giphy

Anyway, I’m not here to talk about how tired I am (constantly), I’m here to talk more about time management so your head can stay clear.

My morning routines (particularly Monday, Wednesday, Friday), I wake up at an ungodly hour, get dressed, get my usual venti-iced-white-mocha at the campus Starbucks and go to class. Since I commute to campus, I usually go home a half hour after my class. But today, I’ve decided to stay the entire day to catch up on work.

While I don’t have a set to-do list, I do have a consistent plan to get sh*t done. That means having a killer attitude even when you’re absolutely cranky. A constant theme I’ve noticed in the podcasts I listen to is the idea of “faking it till you make it.” To me, what that means, is faking it until it becomes reality. Last Thursday, I was so cranky and burnt out that I refused to take a joke or even smile. But then my mom, oddly enough, made me laugh about a Nacho Mama’s delivery car or something. (Nacho Mama’s is a Mexican place in Bristol). And I actually smiled!

But as I write this portion two weeks later, I have my sh*t together, and I even completed my first exam of the semester! (Pray for me, it was Management). Another thing: I started dancing again, and I completely forgot how much I loved it. Being a part of a team/club (or two, or three) really gives you balance, plus you discover what you’re truly passionate about. Don’t get me wrong, I love writing. But dance has been my first love since I was three years old. (Thanks KD for persuading me to come to dance last Wednesday.)

That goes back to my theory about balance.
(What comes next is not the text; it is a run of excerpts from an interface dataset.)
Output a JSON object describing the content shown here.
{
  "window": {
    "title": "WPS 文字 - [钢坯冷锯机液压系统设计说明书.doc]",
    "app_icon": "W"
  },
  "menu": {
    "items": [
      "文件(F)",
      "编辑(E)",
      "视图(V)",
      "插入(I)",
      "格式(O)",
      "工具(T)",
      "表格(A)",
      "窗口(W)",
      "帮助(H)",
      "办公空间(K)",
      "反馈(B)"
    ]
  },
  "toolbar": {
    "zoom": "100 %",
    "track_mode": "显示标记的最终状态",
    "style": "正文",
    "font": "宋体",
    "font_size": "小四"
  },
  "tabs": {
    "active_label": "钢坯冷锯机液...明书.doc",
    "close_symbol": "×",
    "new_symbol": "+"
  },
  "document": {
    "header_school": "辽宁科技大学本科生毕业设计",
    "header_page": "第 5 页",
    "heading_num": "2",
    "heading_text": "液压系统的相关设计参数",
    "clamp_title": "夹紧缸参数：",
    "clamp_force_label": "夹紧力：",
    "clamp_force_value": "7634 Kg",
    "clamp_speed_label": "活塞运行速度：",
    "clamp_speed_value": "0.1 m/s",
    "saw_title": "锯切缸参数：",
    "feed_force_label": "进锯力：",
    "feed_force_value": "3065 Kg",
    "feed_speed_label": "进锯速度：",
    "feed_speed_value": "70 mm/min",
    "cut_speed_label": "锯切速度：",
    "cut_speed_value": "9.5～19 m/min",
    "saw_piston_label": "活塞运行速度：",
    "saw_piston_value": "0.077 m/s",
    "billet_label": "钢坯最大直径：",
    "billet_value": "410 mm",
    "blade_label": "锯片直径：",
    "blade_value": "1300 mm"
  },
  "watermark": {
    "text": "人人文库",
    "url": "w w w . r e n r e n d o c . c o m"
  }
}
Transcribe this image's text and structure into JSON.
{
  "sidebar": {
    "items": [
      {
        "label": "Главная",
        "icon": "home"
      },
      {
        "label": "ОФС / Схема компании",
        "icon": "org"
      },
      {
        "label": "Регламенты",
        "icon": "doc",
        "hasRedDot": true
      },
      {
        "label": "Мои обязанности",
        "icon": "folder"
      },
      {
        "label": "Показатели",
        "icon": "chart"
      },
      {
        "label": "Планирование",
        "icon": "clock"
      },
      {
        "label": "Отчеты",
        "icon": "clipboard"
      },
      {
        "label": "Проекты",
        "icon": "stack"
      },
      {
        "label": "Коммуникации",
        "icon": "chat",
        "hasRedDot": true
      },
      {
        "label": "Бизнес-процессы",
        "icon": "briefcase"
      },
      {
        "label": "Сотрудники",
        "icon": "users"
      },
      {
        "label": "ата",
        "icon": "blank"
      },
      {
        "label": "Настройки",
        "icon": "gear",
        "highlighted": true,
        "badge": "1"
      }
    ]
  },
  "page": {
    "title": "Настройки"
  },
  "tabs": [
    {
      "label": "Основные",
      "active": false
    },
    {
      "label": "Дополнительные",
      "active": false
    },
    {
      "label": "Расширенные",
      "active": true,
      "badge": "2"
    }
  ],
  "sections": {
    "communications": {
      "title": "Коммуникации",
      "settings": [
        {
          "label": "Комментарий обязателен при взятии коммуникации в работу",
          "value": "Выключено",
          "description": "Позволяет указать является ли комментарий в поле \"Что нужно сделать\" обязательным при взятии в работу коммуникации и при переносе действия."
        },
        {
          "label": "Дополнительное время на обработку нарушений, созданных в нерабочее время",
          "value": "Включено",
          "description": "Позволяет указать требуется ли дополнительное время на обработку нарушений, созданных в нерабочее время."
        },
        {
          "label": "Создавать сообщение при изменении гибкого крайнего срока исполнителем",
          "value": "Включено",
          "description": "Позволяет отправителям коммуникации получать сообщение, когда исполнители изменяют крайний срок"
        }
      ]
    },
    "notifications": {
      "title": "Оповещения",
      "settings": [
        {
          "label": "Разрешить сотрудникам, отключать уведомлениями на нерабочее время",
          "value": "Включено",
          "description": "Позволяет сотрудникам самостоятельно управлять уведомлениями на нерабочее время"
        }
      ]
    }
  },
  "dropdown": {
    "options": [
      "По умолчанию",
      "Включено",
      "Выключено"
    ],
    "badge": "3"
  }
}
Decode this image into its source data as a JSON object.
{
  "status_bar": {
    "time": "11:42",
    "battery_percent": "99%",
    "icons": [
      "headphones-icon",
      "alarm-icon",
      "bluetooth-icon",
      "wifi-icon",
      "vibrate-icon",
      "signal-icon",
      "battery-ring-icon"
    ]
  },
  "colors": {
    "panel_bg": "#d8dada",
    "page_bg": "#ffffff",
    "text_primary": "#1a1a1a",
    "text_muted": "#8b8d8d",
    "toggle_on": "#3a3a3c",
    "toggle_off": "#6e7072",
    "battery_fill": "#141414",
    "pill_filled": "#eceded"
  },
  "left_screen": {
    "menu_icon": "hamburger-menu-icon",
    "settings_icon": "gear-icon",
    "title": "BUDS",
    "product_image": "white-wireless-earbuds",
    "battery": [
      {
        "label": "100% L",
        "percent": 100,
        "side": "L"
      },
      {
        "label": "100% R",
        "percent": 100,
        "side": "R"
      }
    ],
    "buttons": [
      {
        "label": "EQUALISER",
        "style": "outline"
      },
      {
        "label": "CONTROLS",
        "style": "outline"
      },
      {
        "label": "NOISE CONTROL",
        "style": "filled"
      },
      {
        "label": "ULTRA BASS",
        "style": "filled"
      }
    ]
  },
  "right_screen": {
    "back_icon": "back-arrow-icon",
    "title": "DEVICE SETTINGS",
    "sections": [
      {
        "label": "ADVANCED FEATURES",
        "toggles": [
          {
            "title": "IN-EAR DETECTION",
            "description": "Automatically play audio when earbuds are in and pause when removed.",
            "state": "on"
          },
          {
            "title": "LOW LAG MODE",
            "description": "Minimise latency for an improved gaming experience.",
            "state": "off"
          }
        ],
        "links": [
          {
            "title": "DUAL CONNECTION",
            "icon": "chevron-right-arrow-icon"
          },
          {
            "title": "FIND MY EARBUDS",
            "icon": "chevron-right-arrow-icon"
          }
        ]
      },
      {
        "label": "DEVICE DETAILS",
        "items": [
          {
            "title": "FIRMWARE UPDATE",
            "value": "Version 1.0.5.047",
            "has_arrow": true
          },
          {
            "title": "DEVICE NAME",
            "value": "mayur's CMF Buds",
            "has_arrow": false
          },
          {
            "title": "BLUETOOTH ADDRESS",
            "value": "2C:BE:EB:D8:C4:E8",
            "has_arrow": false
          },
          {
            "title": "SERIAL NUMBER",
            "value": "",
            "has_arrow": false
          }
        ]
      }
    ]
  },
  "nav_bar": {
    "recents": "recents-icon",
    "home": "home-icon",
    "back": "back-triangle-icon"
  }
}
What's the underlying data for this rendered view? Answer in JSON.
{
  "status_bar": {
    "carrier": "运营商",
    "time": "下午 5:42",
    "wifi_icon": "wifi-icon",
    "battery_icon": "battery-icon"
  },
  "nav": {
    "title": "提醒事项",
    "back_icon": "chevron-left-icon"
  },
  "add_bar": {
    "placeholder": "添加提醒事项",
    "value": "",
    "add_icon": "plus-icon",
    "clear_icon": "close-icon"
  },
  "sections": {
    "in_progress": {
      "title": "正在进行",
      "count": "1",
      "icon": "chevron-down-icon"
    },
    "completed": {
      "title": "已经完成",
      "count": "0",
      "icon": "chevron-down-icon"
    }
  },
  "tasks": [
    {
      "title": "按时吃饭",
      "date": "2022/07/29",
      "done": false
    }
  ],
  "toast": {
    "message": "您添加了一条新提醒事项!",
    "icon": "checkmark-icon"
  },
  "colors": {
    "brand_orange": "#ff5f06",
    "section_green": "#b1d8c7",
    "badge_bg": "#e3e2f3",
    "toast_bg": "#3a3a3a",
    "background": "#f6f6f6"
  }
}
Balance is a necessity of life, and even if you think you’re so busy, you actually can make time for your friends and the things you love. My friends and my mom keep telling me, “you need a hobby outside of writing.” I think I found it ☻

 

There’s Gotta Be More To Life: A Prelude

Do you ever get tired of same old routines? Do you ever find yourself wondering, “what’s more to this life that I’m living?” Lately, that’s all I’ve been thinking about.

There’s a lot going on in my life right now, this is just a prelude to big news yet to come. I’ve been tired, exhausted even. This exhaustion is a product of intense sadness. I’m tired of everything at this point, so instead of sleeping 9+ hours a day, I’m doing something about it.

In the words of one hit wonder, Stacie Orrico, “I’m chasing down every temporary high to satisfy me.” I’m always chasing that something I think is going to make me happy. It’s like I learned in my philosophy class, some things are only temporary. It’s like buying Adidas shoes and a Starbucks coffee. Well honey, money can’t buy you happiness.

I spent quite some time talking to one of my good friends about finding faith. I’ve come to the conclusion that if I want faith, I have to go and find it for myself. The same thing is true for that one (or a few) missing thing(s) in my life. I think that certain something is a dream of mine. Lately, I’ve just been praying to God to get me to New York, or some city! Watching The Carrie Diaries, definitely put some things in perspective for me in terms of going after what I want. At this point, all I want to do is write and read poetry.

Getting things off your chest is one way to know what you want. I’ll say this again, I’m tired. All the time. I’m tired of settling for something just because it’s all what’s available to me. I want to have more control over my life. I want to have control over the classes I take, my future, and the degree(s) that I covet — just to name a few.

Well, I’m sorry if this is shorter than what you had expected. There’s just so much going on in my life right now that I can’t disclose it all at once. Again, this is just a prelude to what I’m going to say after I finally have control and a new outlook on life.

Ta-ta for now!

April